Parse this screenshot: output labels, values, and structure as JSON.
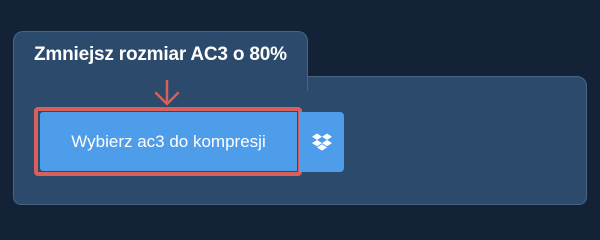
{
  "panel": {
    "title": "Zmniejsz rozmiar AC3 o 80%"
  },
  "upload": {
    "choose_label": "Wybierz ac3 do kompresji",
    "dropbox_icon": "dropbox-icon",
    "arrow_icon": "arrow-down-icon"
  },
  "colors": {
    "page_background": "#132236",
    "panel_background": "#2c4a6b",
    "button": "#4e9deb",
    "highlight": "#d9605a"
  }
}
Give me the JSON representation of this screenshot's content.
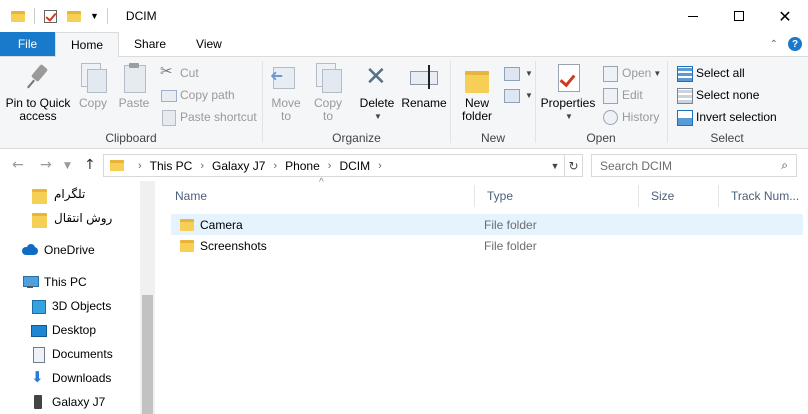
{
  "window": {
    "title": "DCIM",
    "minimize_glyph": "",
    "close_glyph": "✕"
  },
  "ribbon_tabs": {
    "file": "File",
    "home": "Home",
    "share": "Share",
    "view": "View",
    "collapse_glyph": "⌃",
    "help_glyph": "?"
  },
  "ribbon": {
    "clipboard": {
      "label": "Clipboard",
      "pin_line1": "Pin to Quick",
      "pin_line2": "access",
      "copy": "Copy",
      "paste": "Paste",
      "cut": "Cut",
      "copy_path": "Copy path",
      "paste_shortcut": "Paste shortcut"
    },
    "organize": {
      "label": "Organize",
      "move_to_line1": "Move",
      "move_to_line2": "to",
      "copy_to_line1": "Copy",
      "copy_to_line2": "to",
      "delete": "Delete",
      "rename": "Rename"
    },
    "new": {
      "label": "New",
      "new_folder_line1": "New",
      "new_folder_line2": "folder"
    },
    "open": {
      "label": "Open",
      "properties": "Properties",
      "open": "Open",
      "edit": "Edit",
      "history": "History"
    },
    "select": {
      "label": "Select",
      "select_all": "Select all",
      "select_none": "Select none",
      "invert_selection": "Invert selection"
    }
  },
  "address": {
    "breadcrumbs": [
      "This PC",
      "Galaxy J7",
      "Phone",
      "DCIM"
    ],
    "search_placeholder": "Search DCIM"
  },
  "nav_pane": {
    "items": [
      {
        "label": "تلگرام",
        "icon": "folder-icon"
      },
      {
        "label": "روش انتقال",
        "icon": "folder-icon"
      },
      {
        "label": "OneDrive",
        "icon": "onedrive-icon"
      },
      {
        "label": "This PC",
        "icon": "this-pc-icon"
      },
      {
        "label": "3D Objects",
        "icon": "3d-objects-icon"
      },
      {
        "label": "Desktop",
        "icon": "desktop-icon"
      },
      {
        "label": "Documents",
        "icon": "documents-icon"
      },
      {
        "label": "Downloads",
        "icon": "downloads-icon"
      },
      {
        "label": "Galaxy J7",
        "icon": "phone-icon"
      }
    ]
  },
  "file_list": {
    "columns": {
      "name": "Name",
      "type": "Type",
      "size": "Size",
      "track": "Track Num..."
    },
    "rows": [
      {
        "name": "Camera",
        "type": "File folder",
        "selected": true
      },
      {
        "name": "Screenshots",
        "type": "File folder",
        "selected": false
      }
    ]
  },
  "colors": {
    "file_tab": "#1979ca",
    "ribbon_bg": "#f5f6f7",
    "folder": "#f6cf57",
    "selected_row": "#e5f3ff"
  }
}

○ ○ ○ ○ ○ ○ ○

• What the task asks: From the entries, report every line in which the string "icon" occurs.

• Output for this exercise:
    "dropbox_icon": "dropbox-icon",
    "arrow_icon": "arrow-down-icon"
        "icon": "folder-icon"
        "icon": "folder-icon"
        "icon": "onedrive-icon"
        "icon": "this-pc-icon"
        "icon": "3d-objects-icon"
        "icon": "desktop-icon"
        "icon": "documents-icon"
        "icon": "downloads-icon"
        "icon": "phone-icon"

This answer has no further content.